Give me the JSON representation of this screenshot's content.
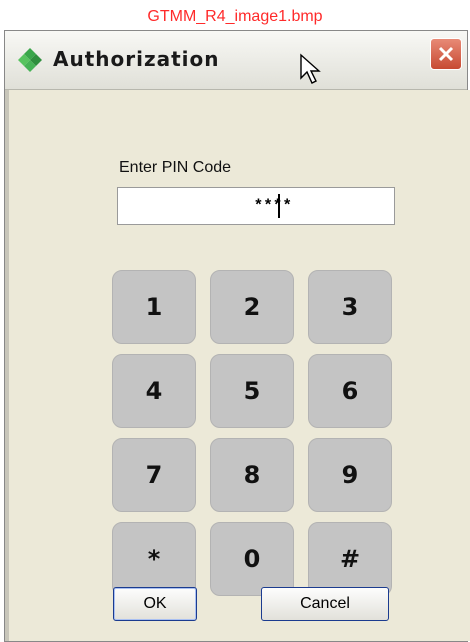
{
  "caption": "GTMM_R4_image1.bmp",
  "window": {
    "title": "Authorization",
    "icon": "diamond-logo-icon",
    "close_icon": "close-icon"
  },
  "pin": {
    "label": "Enter PIN Code",
    "value": "****"
  },
  "keypad": {
    "keys": [
      "1",
      "2",
      "3",
      "4",
      "5",
      "6",
      "7",
      "8",
      "9",
      "*",
      "0",
      "#"
    ]
  },
  "buttons": {
    "ok": "OK",
    "cancel": "Cancel"
  },
  "colors": {
    "caption": "#ff2a2a",
    "window_bg": "#ece9d8",
    "key_bg": "#c4c4c4",
    "close_bg": "#c74a33"
  }
}
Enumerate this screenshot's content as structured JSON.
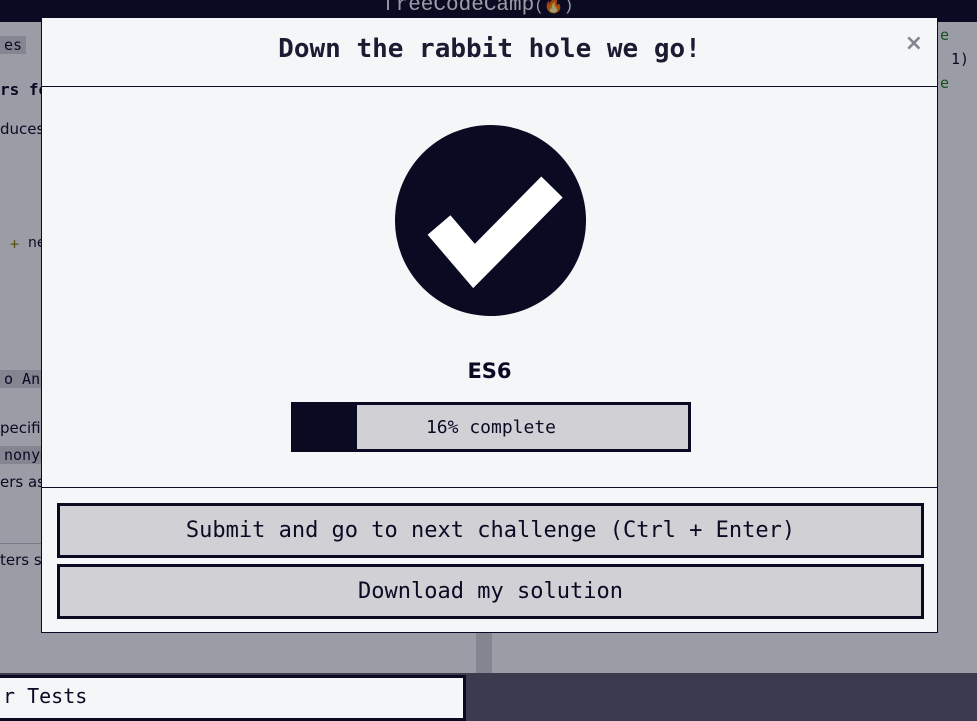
{
  "background": {
    "brand": "freeCodeCamp",
    "brand_logo_glyph": "(🔥)",
    "fragments": {
      "tab": "es",
      "heading": "rs fo",
      "line1": "duces",
      "plus": "+",
      "code": "ne",
      "section": "o An",
      "spec": "pecifie",
      "anon": "nonym",
      "params": "ers as",
      "params2": "ters s",
      "tests": "r Tests",
      "code_right_1": "e",
      "code_right_2": "1)",
      "code_right_3": "e"
    }
  },
  "modal": {
    "title": "Down the rabbit hole we go!",
    "close_label": "×",
    "check_icon": "check-circle-icon",
    "block_name": "ES6",
    "progress": {
      "percent": 16,
      "label": "16% complete"
    },
    "buttons": {
      "submit": "Submit and go to next challenge (Ctrl + Enter)",
      "download": "Download my solution"
    }
  },
  "colors": {
    "primary": "#0a0a23",
    "surface": "#f5f6f7",
    "button_bg": "#d0d0d5"
  }
}
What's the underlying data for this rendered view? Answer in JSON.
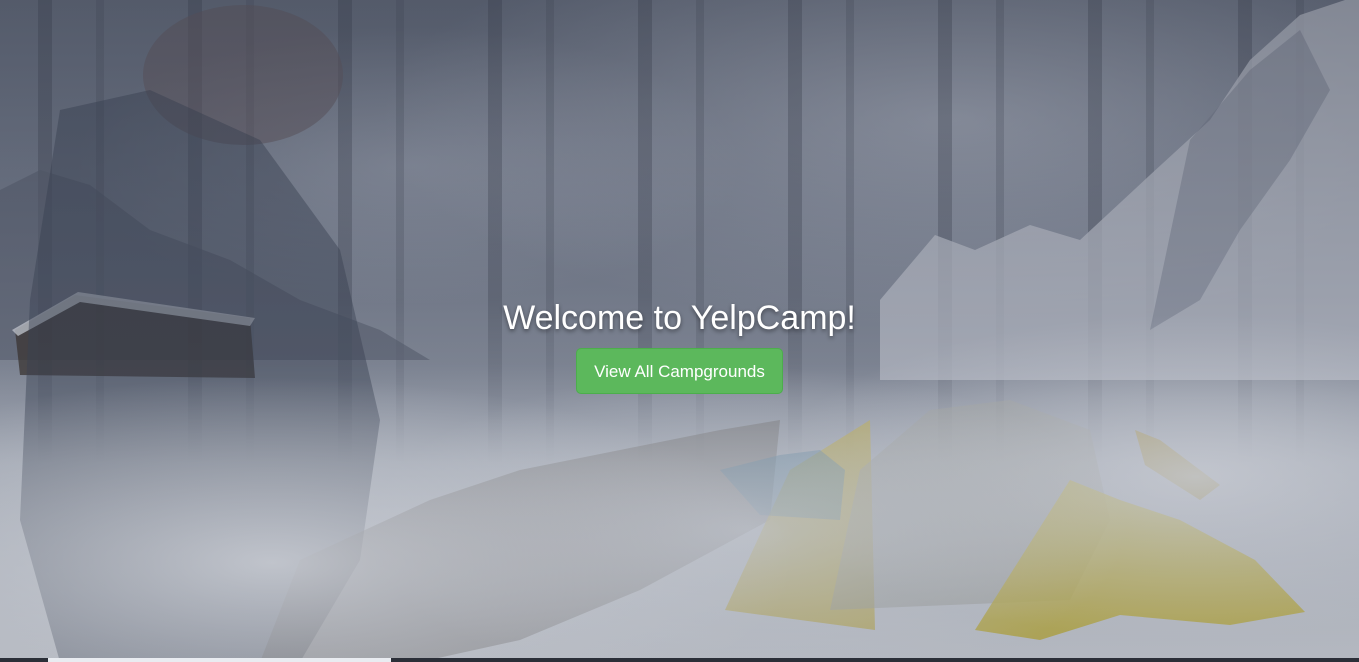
{
  "hero": {
    "title": "Welcome to YelpCamp!",
    "button_label": "View All Campgrounds"
  },
  "colors": {
    "button_bg": "#5cb85c",
    "button_border": "#4cae4c",
    "title_text": "#ffffff"
  },
  "background": {
    "slides": [
      "woman-in-beanie-photo",
      "snowy-forest-photo",
      "snowy-mountains-photo",
      "yellow-tents-photo"
    ]
  }
}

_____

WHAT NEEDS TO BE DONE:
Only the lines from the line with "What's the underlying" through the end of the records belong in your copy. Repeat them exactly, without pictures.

SOLUTION TO THIS EXERCISE:
What's the underlying data for this rendered view? Answer in JSON.
{
  "hero": {
    "title": "Welcome to YelpCamp!",
    "button_label": "View All Campgrounds"
  },
  "colors": {
    "button_bg": "#5cb85c",
    "button_border": "#4cae4c",
    "title_text": "#ffffff"
  },
  "background": {
    "slides": [
      "woman-in-beanie-photo",
      "snowy-forest-photo",
      "snowy-mountains-photo",
      "yellow-tents-photo"
    ]
  }
}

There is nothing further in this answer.